Mirror and Safety
Mirror is annealed glass that has silver applied to the reverse side.
Annealed glass is produced without stress so the glass can be cut, drilled, polished and worked.
Toughened glass is heated to point of softening - around 620 °C (1,148 °F). The entire panel is at this temperature all the way thought its thickness. it is then cooled quickly. As glass does not conduct heat well, this puts a lot of surface stress into the glass as this shrinks as it cools before the warm core. As a result, it is not flat and its distortions are visible when silvered.

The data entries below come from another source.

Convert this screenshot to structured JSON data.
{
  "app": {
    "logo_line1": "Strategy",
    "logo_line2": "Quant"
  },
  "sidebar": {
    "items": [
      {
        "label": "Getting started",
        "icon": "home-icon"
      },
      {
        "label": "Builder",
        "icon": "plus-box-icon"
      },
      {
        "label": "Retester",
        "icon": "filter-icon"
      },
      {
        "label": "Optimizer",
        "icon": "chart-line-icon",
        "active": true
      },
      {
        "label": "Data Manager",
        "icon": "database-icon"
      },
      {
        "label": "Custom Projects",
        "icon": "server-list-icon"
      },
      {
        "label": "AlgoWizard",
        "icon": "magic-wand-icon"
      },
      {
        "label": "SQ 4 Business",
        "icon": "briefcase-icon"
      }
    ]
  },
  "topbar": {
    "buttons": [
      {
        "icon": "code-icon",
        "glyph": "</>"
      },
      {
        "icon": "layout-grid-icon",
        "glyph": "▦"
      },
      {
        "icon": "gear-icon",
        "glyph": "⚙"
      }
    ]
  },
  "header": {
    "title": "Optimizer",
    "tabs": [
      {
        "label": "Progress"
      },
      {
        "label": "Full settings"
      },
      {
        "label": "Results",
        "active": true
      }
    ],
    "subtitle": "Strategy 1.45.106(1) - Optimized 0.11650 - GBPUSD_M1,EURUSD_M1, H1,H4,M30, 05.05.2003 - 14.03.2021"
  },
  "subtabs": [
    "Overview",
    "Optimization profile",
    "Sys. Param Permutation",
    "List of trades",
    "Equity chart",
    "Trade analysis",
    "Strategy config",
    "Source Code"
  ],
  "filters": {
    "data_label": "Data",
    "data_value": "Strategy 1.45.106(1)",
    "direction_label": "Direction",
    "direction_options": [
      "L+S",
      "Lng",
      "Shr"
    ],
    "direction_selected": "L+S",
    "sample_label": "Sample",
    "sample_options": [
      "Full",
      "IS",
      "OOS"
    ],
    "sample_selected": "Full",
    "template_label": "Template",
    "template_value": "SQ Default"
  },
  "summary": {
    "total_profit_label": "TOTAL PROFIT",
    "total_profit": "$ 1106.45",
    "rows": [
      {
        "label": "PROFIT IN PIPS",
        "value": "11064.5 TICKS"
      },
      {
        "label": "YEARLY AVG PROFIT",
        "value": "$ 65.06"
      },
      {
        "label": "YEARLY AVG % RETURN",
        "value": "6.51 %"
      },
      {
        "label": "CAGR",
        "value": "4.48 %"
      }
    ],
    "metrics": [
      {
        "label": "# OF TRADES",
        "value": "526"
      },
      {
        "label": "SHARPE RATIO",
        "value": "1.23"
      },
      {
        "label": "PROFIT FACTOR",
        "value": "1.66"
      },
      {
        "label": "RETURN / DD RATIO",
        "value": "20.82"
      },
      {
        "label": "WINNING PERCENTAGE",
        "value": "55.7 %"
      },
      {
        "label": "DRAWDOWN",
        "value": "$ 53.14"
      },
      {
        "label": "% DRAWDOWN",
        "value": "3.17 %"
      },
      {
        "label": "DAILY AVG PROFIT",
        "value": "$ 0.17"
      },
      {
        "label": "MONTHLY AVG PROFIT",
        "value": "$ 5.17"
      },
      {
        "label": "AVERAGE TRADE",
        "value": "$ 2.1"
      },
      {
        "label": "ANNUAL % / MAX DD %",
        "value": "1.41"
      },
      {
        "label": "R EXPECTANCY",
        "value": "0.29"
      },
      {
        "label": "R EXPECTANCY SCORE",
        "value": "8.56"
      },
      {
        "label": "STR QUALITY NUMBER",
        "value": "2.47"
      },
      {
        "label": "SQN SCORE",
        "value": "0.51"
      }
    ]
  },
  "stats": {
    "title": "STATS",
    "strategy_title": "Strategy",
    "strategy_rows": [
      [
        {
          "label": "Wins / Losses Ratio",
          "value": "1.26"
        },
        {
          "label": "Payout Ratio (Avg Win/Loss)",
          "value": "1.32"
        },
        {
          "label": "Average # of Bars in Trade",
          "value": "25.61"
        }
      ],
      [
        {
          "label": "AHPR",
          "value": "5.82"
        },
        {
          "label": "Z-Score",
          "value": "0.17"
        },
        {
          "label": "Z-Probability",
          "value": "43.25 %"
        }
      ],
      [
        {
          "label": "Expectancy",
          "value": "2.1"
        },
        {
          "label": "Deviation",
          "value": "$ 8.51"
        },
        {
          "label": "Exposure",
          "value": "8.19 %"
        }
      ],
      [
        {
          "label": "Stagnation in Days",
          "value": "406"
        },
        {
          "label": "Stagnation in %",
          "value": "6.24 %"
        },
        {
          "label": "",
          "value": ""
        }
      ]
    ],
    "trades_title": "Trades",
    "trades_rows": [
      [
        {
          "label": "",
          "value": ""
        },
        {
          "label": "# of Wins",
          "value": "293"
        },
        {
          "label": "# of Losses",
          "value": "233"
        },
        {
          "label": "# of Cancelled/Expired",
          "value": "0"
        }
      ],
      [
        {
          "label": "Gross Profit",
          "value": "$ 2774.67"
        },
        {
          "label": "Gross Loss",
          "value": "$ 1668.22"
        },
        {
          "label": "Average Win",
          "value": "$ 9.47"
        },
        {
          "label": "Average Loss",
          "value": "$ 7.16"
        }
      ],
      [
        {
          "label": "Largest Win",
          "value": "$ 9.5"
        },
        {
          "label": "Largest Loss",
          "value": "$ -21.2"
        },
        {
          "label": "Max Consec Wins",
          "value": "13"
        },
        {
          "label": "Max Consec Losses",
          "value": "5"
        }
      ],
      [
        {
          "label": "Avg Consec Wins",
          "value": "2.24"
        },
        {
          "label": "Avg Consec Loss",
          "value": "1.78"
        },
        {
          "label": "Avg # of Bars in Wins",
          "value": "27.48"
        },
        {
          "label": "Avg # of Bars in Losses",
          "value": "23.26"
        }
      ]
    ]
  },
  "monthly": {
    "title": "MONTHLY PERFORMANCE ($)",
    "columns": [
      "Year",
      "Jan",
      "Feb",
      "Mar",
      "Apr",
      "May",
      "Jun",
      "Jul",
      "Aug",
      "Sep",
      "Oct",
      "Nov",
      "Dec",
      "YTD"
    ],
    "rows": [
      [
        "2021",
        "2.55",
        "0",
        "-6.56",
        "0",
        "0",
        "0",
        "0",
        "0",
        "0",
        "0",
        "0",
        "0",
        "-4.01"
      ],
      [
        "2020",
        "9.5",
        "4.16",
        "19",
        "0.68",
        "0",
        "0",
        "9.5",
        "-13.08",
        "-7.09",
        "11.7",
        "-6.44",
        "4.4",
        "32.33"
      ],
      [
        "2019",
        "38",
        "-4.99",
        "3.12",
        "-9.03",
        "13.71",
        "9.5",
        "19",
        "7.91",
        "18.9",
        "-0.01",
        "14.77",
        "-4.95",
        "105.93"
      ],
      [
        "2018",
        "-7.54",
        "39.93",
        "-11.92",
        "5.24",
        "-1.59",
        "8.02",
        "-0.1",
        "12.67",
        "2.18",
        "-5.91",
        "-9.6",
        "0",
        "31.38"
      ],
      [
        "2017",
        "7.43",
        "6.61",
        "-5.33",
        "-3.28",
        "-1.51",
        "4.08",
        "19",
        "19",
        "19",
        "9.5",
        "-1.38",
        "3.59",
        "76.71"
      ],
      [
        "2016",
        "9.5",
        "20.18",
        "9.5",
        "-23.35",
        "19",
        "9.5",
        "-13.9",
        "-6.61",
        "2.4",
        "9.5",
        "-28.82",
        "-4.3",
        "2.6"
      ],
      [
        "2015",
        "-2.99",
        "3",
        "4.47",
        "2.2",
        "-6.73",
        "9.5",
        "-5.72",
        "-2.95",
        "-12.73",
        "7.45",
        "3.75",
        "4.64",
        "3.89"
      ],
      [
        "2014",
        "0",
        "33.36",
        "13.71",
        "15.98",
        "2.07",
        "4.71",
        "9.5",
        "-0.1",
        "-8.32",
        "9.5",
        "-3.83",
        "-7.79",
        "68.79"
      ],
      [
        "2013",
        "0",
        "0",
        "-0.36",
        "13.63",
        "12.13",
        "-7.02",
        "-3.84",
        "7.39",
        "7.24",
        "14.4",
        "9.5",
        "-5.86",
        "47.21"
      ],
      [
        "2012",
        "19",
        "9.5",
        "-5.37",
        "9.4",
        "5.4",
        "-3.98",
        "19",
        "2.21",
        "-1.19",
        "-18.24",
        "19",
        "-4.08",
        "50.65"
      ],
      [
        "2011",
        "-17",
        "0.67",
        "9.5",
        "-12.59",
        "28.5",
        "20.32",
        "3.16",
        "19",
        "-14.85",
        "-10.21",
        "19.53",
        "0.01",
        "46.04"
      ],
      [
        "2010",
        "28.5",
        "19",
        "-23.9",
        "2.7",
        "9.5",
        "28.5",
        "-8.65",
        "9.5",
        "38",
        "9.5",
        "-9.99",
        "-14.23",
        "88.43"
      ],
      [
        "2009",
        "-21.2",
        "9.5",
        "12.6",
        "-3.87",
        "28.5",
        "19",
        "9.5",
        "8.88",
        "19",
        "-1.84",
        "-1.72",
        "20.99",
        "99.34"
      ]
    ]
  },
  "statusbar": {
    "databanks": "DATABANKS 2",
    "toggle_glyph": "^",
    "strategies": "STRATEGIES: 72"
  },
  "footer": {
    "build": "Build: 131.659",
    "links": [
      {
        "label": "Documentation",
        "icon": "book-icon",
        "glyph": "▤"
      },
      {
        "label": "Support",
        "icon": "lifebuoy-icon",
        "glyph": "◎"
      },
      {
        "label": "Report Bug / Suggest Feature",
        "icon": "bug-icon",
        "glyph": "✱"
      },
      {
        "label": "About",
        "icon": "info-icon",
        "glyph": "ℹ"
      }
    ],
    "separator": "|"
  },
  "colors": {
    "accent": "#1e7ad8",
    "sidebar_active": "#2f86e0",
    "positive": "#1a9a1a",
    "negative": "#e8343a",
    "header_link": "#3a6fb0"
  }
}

This means that the stored energy and stress gives it a strength approx 4-5 times that of annealed glass; but with the feature that it cannot be cut or worked as the stress would release across the glass as it would shatter into very small pieces with dulled edges.
Owing to the heat used in the toughened process, the mirror backing would burn off during toughening.
If you were to ‘silver’ toughened glass it would not yield a nice reflection as the stresses would be visible.
To provide safety, we spec the thickness of the glass appropriately, ‘glaze’ it so that it has no stress, vibration or pressure points in use, and finally, should it succumb to the worst then we have a safety backing which is adhered to the back of the glass and holds it all together should it break.
The point of this is that non toughened glass can form dagger like shards. A safety backing to the glass aims to hold the panel together and instead of pieces when broken, and holds together showing only cracks. The large pieces are secured from behind on the backing. The panel needs to be secured from the front and then the panel replaced after damage.
In rougher environments, toughened glass (often clear but can be tinted) can be laminated to the front of the mirror. This gives a toughened glass working surface and holds together dulled edges if they do ever break. This has increased strength over the mirror alone as the working surface is toughened glass.
mirrored furniture has the strength of only annealed glass, and when bevelled
becomes very thin. We are asked to repair this frequently as it is so fragile,
but it is often uneconomical to repair and questionable if it is fit for
purpose. It is adhered to backing so you cannot fall through the glass, but we
question if it has the strength for its intended use given the number of
repairs we are asked to quote for.